Jensen touts medical freedom in Rochester visit
GOP gubernatorial candidate held a rooftop rally Sunday in downtown Rochester.
ROCHESTER — Republican candidate for governor Scott Jensen said Sunday patients and their doctors deserve freedom to make choices in their treatments.
Jensen was speaking generally and about COVID-19 treatments but didn’t clarify if his remarks apply to a woman's right to abortion care.
Jensen, a family physician from Chaska, told a group of nearly 100 supporters at a rooftop meet-and-greet at Kathy’s Pub on Sunday he doesn’t want to be limited in his ability to help patients seeking treatment for COVID-19.
Jensen has five times been investigated by the Minnesota Board of Medical Practice for multiple reasons including promoting use of the drug ivermectin to treat COVID-19.
“I don’t want my license investigated again, I don’t want to lose my license,” he said. “I want to be a family doctor.”
Whether that freedom would apply to women seeking abortion care or physicians performing abortion procedures, Jensen said the issue isn’t part of the upcoming November election.
“The Minnesota Supreme Court has ruled on that,” he said.
However, Jensen said if he was elected he would address those concerns.
“That will be part of the discussion,” Jensen said. “But I think, for Minnesota, it’s clearly not on the ballot, but what is on the ballot is to fight inflation, crime and education.”
Jensen has also publicly opposed vaccine mandates and has been critical of the pharmaceutical companies that, he said, saw a financial boon without any liability in the COVID vaccines.
Jensen kicked off the event talking about education saying teachers need more support and parents need to be involved in their children’s education.
“We don’t want the new normal to be kids indoctrinated in school,” he said. “We’re not interested in kids who are burdened with the idea that things are easy for you because of this or things are harder for you because of that.”
Jensen said a proposal by incumbent Gov. Tim Walz to raise Minnesota’s gas tax would contribute to the already rising burdens inflation has putting on Minnesotans.
He said Walz’s clean energy initiatives fall short on the existing technologies.
“We can’t have our wants exceed our technological capabilities,” Jensen said.
He specifically aimed at Walz’s goals for the percentage of cars in Minnesota to be electric.

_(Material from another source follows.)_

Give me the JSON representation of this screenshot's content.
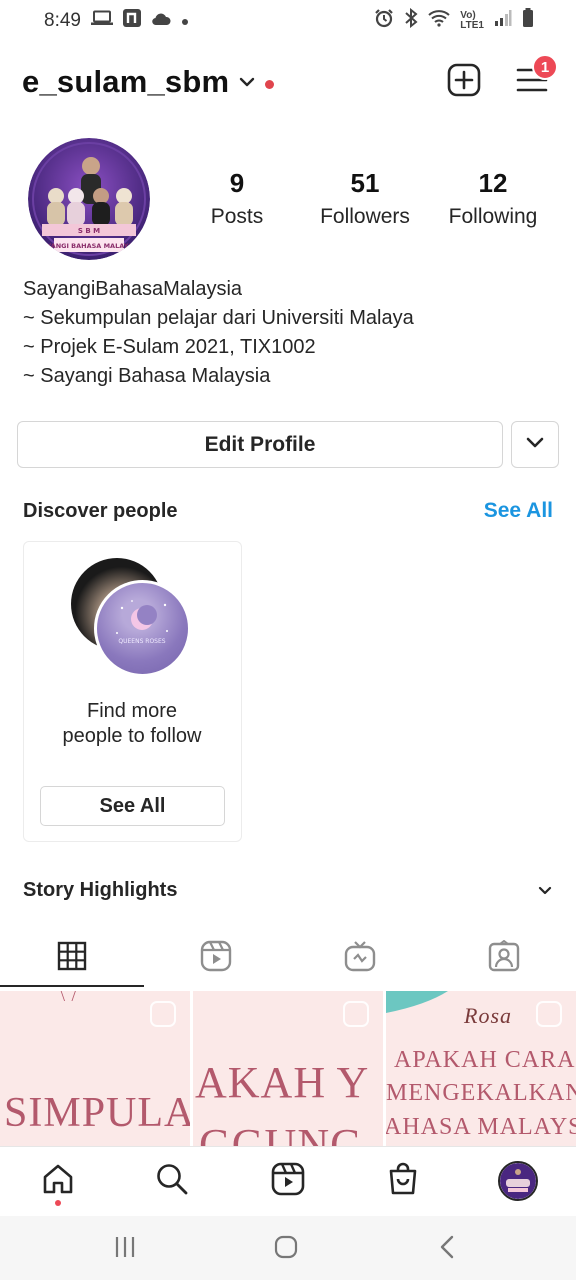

Under the plan unveiled last week , Walz calls for 20% of Minnesota's cars to be electric by 2030.
“We’re doing virtue signaling; we’re saying, ‘I would like to have a green energy base.’ Well so would I,” Jensen said. “I would also like ice cream cones to fall out of the sky tomorrow too.”
Jensen promised to support law enforcement including tripling the size of the Minneapolis police force. Jensen said incarceration should continue to serve as a deterrent for other crimes.
In a report released Friday, the state Bureau of Criminal Apprehension reported a record number of murders in Minnesota for the second consecutive year.
“We have a lawlessness never seen before in the state,” Jensen said.
The BCA released its 2021 uniform crime report showing a 21.6% increase in violent crime across the state.
Jensen and Walz are scheduled to face off in a debate in Rochester Oct. 18, 2022, at KTTC-TV.